• PROBLEM
Find the lines in the records that carry the word "links". Copy each one.

• SUPPLIED DATA
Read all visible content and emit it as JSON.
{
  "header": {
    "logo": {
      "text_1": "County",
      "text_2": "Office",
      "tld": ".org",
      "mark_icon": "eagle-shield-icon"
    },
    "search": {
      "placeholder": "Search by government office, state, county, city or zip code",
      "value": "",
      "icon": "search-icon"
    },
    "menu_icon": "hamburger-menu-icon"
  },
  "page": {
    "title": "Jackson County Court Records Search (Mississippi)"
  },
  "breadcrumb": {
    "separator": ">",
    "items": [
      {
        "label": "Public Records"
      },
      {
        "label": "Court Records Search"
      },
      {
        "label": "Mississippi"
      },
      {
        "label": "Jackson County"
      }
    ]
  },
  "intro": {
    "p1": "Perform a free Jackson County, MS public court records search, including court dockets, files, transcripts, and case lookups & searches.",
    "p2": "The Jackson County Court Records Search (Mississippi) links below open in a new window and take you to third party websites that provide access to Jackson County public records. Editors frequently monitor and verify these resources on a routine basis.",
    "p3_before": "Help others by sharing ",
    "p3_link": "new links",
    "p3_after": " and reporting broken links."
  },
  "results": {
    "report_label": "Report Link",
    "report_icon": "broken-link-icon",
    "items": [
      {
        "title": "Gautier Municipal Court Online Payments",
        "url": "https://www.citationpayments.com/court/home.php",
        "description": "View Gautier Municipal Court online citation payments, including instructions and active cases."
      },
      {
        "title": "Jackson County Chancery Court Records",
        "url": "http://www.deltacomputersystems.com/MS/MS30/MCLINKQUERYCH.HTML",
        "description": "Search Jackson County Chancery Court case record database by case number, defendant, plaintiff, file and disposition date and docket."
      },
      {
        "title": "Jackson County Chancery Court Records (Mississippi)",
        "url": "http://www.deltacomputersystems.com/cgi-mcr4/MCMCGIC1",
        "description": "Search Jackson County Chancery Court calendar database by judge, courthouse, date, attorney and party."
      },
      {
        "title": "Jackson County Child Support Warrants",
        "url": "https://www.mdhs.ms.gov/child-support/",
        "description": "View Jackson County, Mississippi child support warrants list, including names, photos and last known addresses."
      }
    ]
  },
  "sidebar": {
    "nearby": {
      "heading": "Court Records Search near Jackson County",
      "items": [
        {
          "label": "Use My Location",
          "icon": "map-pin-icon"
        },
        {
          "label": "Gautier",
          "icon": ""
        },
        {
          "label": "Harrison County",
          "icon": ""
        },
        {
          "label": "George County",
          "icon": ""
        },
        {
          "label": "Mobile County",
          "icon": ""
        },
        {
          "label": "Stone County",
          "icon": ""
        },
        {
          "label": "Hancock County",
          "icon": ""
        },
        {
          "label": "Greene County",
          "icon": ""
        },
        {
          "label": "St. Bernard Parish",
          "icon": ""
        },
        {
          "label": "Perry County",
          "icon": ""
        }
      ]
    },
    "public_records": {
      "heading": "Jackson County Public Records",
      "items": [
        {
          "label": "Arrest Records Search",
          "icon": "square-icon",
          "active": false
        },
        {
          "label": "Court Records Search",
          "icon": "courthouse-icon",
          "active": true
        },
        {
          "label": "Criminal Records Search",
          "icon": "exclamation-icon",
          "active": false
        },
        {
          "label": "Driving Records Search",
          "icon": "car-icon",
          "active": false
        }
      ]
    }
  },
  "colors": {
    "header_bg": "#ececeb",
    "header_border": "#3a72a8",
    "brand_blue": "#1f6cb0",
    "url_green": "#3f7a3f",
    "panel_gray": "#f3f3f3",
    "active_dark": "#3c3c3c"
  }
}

• PROBLEM SOLUTION
    "p2": "The Jackson County Court Records Search (Mississippi) links below open in a new window and take you to third party websites that provide access to Jackson County public records. Editors frequently monitor and verify these resources on a routine basis.",
    "p3_link": "new links",
    "p3_after": " and reporting broken links."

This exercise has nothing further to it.